That said, there is no guarantee that your collection will be deleted from your credit report if you choose this option, but it is worth a shot. If you manage to remove this account, you may be able to qualify for better terms on personal loans, mortgages, and credit cards.
Seek Help From a Credit Repair Company
Credit repair companies’ job is to handle the dispute process on your behalf. Instead of reviewing your credit report and submitting a dispute based on mistakes, this company will do it for you. These services are not free, and they do not do anything a person cannot do on their own.
They do, however, claim that their skills and experience can make a world of difference, which is why they believe they are worth the cost.
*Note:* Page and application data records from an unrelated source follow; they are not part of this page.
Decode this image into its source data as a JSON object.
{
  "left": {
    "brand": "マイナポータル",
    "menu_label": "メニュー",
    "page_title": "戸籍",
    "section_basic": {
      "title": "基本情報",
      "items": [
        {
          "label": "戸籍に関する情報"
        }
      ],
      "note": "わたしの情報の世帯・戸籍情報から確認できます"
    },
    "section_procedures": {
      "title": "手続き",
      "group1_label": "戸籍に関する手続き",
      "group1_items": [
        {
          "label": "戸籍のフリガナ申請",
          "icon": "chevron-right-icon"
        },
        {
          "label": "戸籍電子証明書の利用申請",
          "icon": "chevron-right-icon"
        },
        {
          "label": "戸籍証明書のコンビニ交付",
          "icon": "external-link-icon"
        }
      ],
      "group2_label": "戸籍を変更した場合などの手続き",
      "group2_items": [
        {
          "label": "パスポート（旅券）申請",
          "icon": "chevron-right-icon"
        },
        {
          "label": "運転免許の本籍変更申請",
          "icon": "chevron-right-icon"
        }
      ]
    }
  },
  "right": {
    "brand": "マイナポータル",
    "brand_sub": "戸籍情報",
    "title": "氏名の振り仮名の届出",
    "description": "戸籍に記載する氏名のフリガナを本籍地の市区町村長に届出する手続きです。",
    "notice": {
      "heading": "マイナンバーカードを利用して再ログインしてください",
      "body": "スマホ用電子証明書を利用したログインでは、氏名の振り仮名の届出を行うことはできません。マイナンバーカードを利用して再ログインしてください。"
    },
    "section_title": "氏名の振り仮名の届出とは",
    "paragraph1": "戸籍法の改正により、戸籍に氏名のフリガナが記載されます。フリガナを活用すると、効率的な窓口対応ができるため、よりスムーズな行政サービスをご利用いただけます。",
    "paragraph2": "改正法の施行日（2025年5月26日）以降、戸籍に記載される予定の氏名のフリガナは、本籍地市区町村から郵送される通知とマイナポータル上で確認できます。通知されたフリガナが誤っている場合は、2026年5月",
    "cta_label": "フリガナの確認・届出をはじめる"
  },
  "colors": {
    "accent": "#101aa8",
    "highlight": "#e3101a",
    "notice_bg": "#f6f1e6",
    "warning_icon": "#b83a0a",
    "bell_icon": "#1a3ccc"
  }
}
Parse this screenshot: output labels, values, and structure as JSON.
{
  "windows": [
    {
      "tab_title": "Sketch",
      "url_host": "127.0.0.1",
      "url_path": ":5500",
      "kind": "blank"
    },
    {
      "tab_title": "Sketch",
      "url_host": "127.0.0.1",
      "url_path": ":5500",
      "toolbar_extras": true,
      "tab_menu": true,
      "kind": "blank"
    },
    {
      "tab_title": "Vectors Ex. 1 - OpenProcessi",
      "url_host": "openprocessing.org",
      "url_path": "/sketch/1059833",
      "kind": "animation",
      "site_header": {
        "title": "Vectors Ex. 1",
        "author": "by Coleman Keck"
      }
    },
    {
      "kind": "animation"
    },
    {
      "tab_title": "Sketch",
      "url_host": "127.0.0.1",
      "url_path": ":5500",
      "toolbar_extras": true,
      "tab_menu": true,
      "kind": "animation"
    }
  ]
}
Remember that there is no assurance that a credit repair company will be able to successfully eliminate the collection account. They are only disputing it. After all, it is your call.
Wait for It to Fall Off
When the debt in question is valid and you are unable to get the debt collector to remove it from your credit report, your only alternative is to wait. The collection should be removed from your credit report seven years after the account first became delinquent. Although this means that the collection will continue to affect your credit score, the impact will decrease over time.
Will Removing a Collection Account Improve My Credit Score?
Since payment history accounts for 35% of your FICO score, removing a collection account may improve your score. Nevertheless, there are some factors to determine how much it will increase. For example, if this negative account is the only one on your credit report, eliminating it may improve your score more than removing many other collection accounts.
A collection account is the last thing you want to see on your credit report. Luckily, you can remove it from your report in one way or another. If you have a legitimate collection account on your credit report, it will remain there for about seven years. You can ask a company for a goodwill deletion to remove the collection account from your credit report sooner. Just remember that there is no guarantee you will get forgiveness.
If you have a collection account on your credit report that is incorrect or incomplete, dispute it with each credit bureau that shows it. This will help you get rid of the collection account on your credit report. We genuinely wish you a clean report, free of collection accounts!
- How To Remove Collections From Your Credit Report – Forbes Advisor
- How to Remove Collection Accounts from Your Credit Reports.